PROBLEM REQUIREMENTS -
Give back the full data character for character.

EXERCISE INPUTS -
= Beginning of Section =

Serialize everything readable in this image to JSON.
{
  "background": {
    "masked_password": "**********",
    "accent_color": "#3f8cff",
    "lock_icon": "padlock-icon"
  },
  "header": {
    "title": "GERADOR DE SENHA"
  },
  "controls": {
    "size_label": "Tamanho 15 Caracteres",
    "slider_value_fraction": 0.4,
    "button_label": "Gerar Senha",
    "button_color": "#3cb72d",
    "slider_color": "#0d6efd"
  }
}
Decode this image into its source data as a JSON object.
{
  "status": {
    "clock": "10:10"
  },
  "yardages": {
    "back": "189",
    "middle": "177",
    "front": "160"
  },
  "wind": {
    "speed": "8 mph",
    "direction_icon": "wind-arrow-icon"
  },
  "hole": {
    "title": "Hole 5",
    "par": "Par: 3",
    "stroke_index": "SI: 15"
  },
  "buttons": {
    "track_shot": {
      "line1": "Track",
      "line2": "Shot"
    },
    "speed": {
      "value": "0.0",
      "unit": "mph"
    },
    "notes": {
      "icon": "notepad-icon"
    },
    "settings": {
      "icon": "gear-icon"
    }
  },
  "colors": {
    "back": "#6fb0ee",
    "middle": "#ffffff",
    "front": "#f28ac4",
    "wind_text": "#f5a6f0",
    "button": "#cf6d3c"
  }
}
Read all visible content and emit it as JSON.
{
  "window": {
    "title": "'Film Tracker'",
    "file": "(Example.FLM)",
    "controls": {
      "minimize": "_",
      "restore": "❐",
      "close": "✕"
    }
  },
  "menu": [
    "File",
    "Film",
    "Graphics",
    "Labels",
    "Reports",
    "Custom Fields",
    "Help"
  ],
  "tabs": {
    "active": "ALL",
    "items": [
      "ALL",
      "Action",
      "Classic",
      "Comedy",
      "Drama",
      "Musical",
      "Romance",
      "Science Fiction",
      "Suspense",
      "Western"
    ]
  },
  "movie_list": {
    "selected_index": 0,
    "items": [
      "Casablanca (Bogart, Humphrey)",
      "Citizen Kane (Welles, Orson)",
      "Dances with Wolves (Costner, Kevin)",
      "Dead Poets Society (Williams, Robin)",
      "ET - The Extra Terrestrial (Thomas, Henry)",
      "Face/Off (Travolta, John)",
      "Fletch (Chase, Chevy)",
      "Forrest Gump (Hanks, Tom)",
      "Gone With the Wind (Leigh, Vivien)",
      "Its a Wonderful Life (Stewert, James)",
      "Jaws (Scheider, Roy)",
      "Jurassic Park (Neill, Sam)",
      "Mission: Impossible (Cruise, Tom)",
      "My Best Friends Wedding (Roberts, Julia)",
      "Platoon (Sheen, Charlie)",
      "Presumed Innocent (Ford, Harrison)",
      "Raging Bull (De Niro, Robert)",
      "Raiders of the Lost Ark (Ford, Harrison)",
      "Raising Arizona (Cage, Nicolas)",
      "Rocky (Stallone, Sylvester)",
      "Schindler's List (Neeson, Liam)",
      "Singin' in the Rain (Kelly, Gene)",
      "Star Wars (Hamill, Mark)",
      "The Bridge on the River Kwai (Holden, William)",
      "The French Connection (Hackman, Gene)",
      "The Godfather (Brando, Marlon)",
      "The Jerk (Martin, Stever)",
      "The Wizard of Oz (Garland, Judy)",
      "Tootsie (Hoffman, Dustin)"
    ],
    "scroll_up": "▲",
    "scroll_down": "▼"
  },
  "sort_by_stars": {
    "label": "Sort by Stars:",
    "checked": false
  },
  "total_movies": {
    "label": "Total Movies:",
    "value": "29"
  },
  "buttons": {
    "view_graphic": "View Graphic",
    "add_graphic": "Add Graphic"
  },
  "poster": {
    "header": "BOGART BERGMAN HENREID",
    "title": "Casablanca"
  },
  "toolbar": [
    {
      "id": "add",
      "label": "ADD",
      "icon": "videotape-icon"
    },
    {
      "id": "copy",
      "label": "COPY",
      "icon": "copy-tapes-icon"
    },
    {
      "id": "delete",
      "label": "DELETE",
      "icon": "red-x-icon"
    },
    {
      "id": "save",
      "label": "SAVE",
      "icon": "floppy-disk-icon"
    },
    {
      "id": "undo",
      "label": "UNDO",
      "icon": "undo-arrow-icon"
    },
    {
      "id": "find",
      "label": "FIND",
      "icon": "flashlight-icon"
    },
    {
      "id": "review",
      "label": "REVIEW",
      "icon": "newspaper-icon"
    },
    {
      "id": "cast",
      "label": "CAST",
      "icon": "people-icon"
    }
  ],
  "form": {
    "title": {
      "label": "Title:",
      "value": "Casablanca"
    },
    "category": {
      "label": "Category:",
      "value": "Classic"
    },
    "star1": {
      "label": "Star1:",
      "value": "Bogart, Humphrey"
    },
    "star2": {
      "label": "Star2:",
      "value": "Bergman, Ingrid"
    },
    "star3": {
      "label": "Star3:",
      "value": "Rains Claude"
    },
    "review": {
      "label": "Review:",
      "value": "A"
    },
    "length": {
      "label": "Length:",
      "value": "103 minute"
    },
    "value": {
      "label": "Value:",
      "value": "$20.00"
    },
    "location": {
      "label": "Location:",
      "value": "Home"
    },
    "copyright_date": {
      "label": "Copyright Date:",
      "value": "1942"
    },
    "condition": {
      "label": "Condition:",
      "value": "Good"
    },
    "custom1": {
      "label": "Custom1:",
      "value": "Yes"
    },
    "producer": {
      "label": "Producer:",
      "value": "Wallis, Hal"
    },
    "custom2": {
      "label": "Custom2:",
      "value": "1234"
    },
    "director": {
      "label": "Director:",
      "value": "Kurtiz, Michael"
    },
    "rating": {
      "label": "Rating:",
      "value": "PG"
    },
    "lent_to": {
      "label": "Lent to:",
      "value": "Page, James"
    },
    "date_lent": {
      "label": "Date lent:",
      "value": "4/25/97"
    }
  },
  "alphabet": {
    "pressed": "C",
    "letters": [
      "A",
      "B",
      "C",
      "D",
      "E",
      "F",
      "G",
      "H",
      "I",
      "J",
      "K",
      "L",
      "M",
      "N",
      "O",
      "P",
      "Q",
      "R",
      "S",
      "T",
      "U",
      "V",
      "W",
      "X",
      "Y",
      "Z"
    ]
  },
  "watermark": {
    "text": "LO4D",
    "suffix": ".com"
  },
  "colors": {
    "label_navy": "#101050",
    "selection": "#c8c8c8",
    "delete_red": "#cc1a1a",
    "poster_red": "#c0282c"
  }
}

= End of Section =

WRITTEN REPLY -
Serialize everything readable in this image to JSON.
{
  "background": {
    "masked_password": "**********",
    "accent_color": "#3f8cff",
    "lock_icon": "padlock-icon"
  },
  "header": {
    "title": "GERADOR DE SENHA"
  },
  "controls": {
    "size_label": "Tamanho 15 Caracteres",
    "slider_value_fraction": 0.4,
    "button_label": "Gerar Senha",
    "button_color": "#3cb72d",
    "slider_color": "#0d6efd"
  }
}
Decode this image into its source data as a JSON object.
{
  "status": {
    "clock": "10:10"
  },
  "yardages": {
    "back": "189",
    "middle": "177",
    "front": "160"
  },
  "wind": {
    "speed": "8 mph",
    "direction_icon": "wind-arrow-icon"
  },
  "hole": {
    "title": "Hole 5",
    "par": "Par: 3",
    "stroke_index": "SI: 15"
  },
  "buttons": {
    "track_shot": {
      "line1": "Track",
      "line2": "Shot"
    },
    "speed": {
      "value": "0.0",
      "unit": "mph"
    },
    "notes": {
      "icon": "notepad-icon"
    },
    "settings": {
      "icon": "gear-icon"
    }
  },
  "colors": {
    "back": "#6fb0ee",
    "middle": "#ffffff",
    "front": "#f28ac4",
    "wind_text": "#f5a6f0",
    "button": "#cf6d3c"
  }
}
Read all visible content and emit it as JSON.
{
  "window": {
    "title": "'Film Tracker'",
    "file": "(Example.FLM)",
    "controls": {
      "minimize": "_",
      "restore": "❐",
      "close": "✕"
    }
  },
  "menu": [
    "File",
    "Film",
    "Graphics",
    "Labels",
    "Reports",
    "Custom Fields",
    "Help"
  ],
  "tabs": {
    "active": "ALL",
    "items": [
      "ALL",
      "Action",
      "Classic",
      "Comedy",
      "Drama",
      "Musical",
      "Romance",
      "Science Fiction",
      "Suspense",
      "Western"
    ]
  },
  "movie_list": {
    "selected_index": 0,
    "items": [
      "Casablanca (Bogart, Humphrey)",
      "Citizen Kane (Welles, Orson)",
      "Dances with Wolves (Costner, Kevin)",
      "Dead Poets Society (Williams, Robin)",
      "ET - The Extra Terrestrial (Thomas, Henry)",
      "Face/Off (Travolta, John)",
      "Fletch (Chase, Chevy)",
      "Forrest Gump (Hanks, Tom)",
      "Gone With the Wind (Leigh, Vivien)",
      "Its a Wonderful Life (Stewert, James)",
      "Jaws (Scheider, Roy)",
      "Jurassic Park (Neill, Sam)",
      "Mission: Impossible (Cruise, Tom)",
      "My Best Friends Wedding (Roberts, Julia)",
      "Platoon (Sheen, Charlie)",
      "Presumed Innocent (Ford, Harrison)",
      "Raging Bull (De Niro, Robert)",
      "Raiders of the Lost Ark (Ford, Harrison)",
      "Raising Arizona (Cage, Nicolas)",
      "Rocky (Stallone, Sylvester)",
      "Schindler's List (Neeson, Liam)",
      "Singin' in the Rain (Kelly, Gene)",
      "Star Wars (Hamill, Mark)",
      "The Bridge on the River Kwai (Holden, William)",
      "The French Connection (Hackman, Gene)",
      "The Godfather (Brando, Marlon)",
      "The Jerk (Martin, Stever)",
      "The Wizard of Oz (Garland, Judy)",
      "Tootsie (Hoffman, Dustin)"
    ],
    "scroll_up": "▲",
    "scroll_down": "▼"
  },
  "sort_by_stars": {
    "label": "Sort by Stars:",
    "checked": false
  },
  "total_movies": {
    "label": "Total Movies:",
    "value": "29"
  },
  "buttons": {
    "view_graphic": "View Graphic",
    "add_graphic": "Add Graphic"
  },
  "poster": {
    "header": "BOGART BERGMAN HENREID",
    "title": "Casablanca"
  },
  "toolbar": [
    {
      "id": "add",
      "label": "ADD",
      "icon": "videotape-icon"
    },
    {
      "id": "copy",
      "label": "COPY",
      "icon": "copy-tapes-icon"
    },
    {
      "id": "delete",
      "label": "DELETE",
      "icon": "red-x-icon"
    },
    {
      "id": "save",
      "label": "SAVE",
      "icon": "floppy-disk-icon"
    },
    {
      "id": "undo",
      "label": "UNDO",
      "icon": "undo-arrow-icon"
    },
    {
      "id": "find",
      "label": "FIND",
      "icon": "flashlight-icon"
    },
    {
      "id": "review",
      "label": "REVIEW",
      "icon": "newspaper-icon"
    },
    {
      "id": "cast",
      "label": "CAST",
      "icon": "people-icon"
    }
  ],
  "form": {
    "title": {
      "label": "Title:",
      "value": "Casablanca"
    },
    "category": {
      "label": "Category:",
      "value": "Classic"
    },
    "star1": {
      "label": "Star1:",
      "value": "Bogart, Humphrey"
    },
    "star2": {
      "label": "Star2:",
      "value": "Bergman, Ingrid"
    },
    "star3": {
      "label": "Star3:",
      "value": "Rains Claude"
    },
    "review": {
      "label": "Review:",
      "value": "A"
    },
    "length": {
      "label": "Length:",
      "value": "103 minute"
    },
    "value": {
      "label": "Value:",
      "value": "$20.00"
    },
    "location": {
      "label": "Location:",
      "value": "Home"
    },
    "copyright_date": {
      "label": "Copyright Date:",
      "value": "1942"
    },
    "condition": {
      "label": "Condition:",
      "value": "Good"
    },
    "custom1": {
      "label": "Custom1:",
      "value": "Yes"
    },
    "producer": {
      "label": "Producer:",
      "value": "Wallis, Hal"
    },
    "custom2": {
      "label": "Custom2:",
      "value": "1234"
    },
    "director": {
      "label": "Director:",
      "value": "Kurtiz, Michael"
    },
    "rating": {
      "label": "Rating:",
      "value": "PG"
    },
    "lent_to": {
      "label": "Lent to:",
      "value": "Page, James"
    },
    "date_lent": {
      "label": "Date lent:",
      "value": "4/25/97"
    }
  },
  "alphabet": {
    "pressed": "C",
    "letters": [
      "A",
      "B",
      "C",
      "D",
      "E",
      "F",
      "G",
      "H",
      "I",
      "J",
      "K",
      "L",
      "M",
      "N",
      "O",
      "P",
      "Q",
      "R",
      "S",
      "T",
      "U",
      "V",
      "W",
      "X",
      "Y",
      "Z"
    ]
  },
  "watermark": {
    "text": "LO4D",
    "suffix": ".com"
  },
  "colors": {
    "label_navy": "#101050",
    "selection": "#c8c8c8",
    "delete_red": "#cc1a1a",
    "poster_red": "#c0282c"
  }
}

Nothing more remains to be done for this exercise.